What to work on: In your reply, write out each entry exactly as given.

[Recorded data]
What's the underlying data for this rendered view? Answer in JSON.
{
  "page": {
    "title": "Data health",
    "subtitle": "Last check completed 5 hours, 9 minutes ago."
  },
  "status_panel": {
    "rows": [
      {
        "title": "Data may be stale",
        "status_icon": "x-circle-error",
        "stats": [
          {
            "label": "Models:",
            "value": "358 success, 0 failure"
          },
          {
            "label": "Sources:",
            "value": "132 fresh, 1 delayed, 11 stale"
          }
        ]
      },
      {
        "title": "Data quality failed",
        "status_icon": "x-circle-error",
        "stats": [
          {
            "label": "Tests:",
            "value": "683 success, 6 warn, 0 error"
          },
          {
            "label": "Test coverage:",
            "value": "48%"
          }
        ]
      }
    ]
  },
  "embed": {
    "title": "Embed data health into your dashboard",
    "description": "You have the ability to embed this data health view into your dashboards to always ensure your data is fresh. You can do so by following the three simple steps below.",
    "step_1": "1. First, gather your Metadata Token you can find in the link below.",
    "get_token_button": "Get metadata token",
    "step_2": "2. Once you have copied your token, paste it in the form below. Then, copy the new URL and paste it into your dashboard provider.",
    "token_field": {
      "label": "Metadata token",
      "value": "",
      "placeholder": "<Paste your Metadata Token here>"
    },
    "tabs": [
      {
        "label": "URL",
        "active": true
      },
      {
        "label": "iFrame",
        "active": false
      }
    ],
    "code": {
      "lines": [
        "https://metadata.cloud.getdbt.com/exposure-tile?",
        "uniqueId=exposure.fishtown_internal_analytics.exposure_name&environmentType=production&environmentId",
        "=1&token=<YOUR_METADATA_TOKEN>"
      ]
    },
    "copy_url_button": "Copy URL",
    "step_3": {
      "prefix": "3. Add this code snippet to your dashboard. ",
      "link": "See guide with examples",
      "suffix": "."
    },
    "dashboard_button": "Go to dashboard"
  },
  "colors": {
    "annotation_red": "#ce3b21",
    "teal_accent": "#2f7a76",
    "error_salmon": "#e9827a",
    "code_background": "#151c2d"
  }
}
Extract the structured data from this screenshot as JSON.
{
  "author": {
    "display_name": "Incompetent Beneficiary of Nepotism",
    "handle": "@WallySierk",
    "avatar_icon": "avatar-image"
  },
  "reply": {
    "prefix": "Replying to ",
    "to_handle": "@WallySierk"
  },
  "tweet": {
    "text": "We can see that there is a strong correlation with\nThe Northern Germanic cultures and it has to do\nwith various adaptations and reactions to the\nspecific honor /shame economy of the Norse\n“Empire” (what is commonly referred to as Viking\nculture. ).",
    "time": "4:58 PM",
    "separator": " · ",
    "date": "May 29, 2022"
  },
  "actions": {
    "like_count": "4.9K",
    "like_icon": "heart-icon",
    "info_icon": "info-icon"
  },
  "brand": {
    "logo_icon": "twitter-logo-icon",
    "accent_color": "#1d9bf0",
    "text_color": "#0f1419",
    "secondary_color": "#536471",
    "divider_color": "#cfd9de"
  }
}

Output of the task:
What's the underlying data for this rendered view? Answer in JSON.
{
  "page": {
    "title": "Data health",
    "subtitle": "Last check completed 5 hours, 9 minutes ago."
  },
  "status_panel": {
    "rows": [
      {
        "title": "Data may be stale",
        "status_icon": "x-circle-error",
        "stats": [
          {
            "label": "Models:",
            "value": "358 success, 0 failure"
          },
          {
            "label": "Sources:",
            "value": "132 fresh, 1 delayed, 11 stale"
          }
        ]
      },
      {
        "title": "Data quality failed",
        "status_icon": "x-circle-error",
        "stats": [
          {
            "label": "Tests:",
            "value": "683 success, 6 warn, 0 error"
          },
          {
            "label": "Test coverage:",
            "value": "48%"
          }
        ]
      }
    ]
  },
  "embed": {
    "title": "Embed data health into your dashboard",
    "description": "You have the ability to embed this data health view into your dashboards to always ensure your data is fresh. You can do so by following the three simple steps below.",
    "step_1": "1. First, gather your Metadata Token you can find in the link below.",
    "get_token_button": "Get metadata token",
    "step_2": "2. Once you have copied your token, paste it in the form below. Then, copy the new URL and paste it into your dashboard provider.",
    "token_field": {
      "label": "Metadata token",
      "value": "",
      "placeholder": "<Paste your Metadata Token here>"
    },
    "tabs": [
      {
        "label": "URL",
        "active": true
      },
      {
        "label": "iFrame",
        "active": false
      }
    ],
    "code": {
      "lines": [
        "https://metadata.cloud.getdbt.com/exposure-tile?",
        "uniqueId=exposure.fishtown_internal_analytics.exposure_name&environmentType=production&environmentId",
        "=1&token=<YOUR_METADATA_TOKEN>"
      ]
    },
    "copy_url_button": "Copy URL",
    "step_3": {
      "prefix": "3. Add this code snippet to your dashboard. ",
      "link": "See guide with examples",
      "suffix": "."
    },
    "dashboard_button": "Go to dashboard"
  },
  "colors": {
    "annotation_red": "#ce3b21",
    "teal_accent": "#2f7a76",
    "error_salmon": "#e9827a",
    "code_background": "#151c2d"
  }
}
Extract the structured data from this screenshot as JSON.
{
  "author": {
    "display_name": "Incompetent Beneficiary of Nepotism",
    "handle": "@WallySierk",
    "avatar_icon": "avatar-image"
  },
  "reply": {
    "prefix": "Replying to ",
    "to_handle": "@WallySierk"
  },
  "tweet": {
    "text": "We can see that there is a strong correlation with\nThe Northern Germanic cultures and it has to do\nwith various adaptations and reactions to the\nspecific honor /shame economy of the Norse\n“Empire” (what is commonly referred to as Viking\nculture. ).",
    "time": "4:58 PM",
    "separator": " · ",
    "date": "May 29, 2022"
  },
  "actions": {
    "like_count": "4.9K",
    "like_icon": "heart-icon",
    "info_icon": "info-icon"
  },
  "brand": {
    "logo_icon": "twitter-logo-icon",
    "accent_color": "#1d9bf0",
    "text_color": "#0f1419",
    "secondary_color": "#536471",
    "divider_color": "#cfd9de"
  }
}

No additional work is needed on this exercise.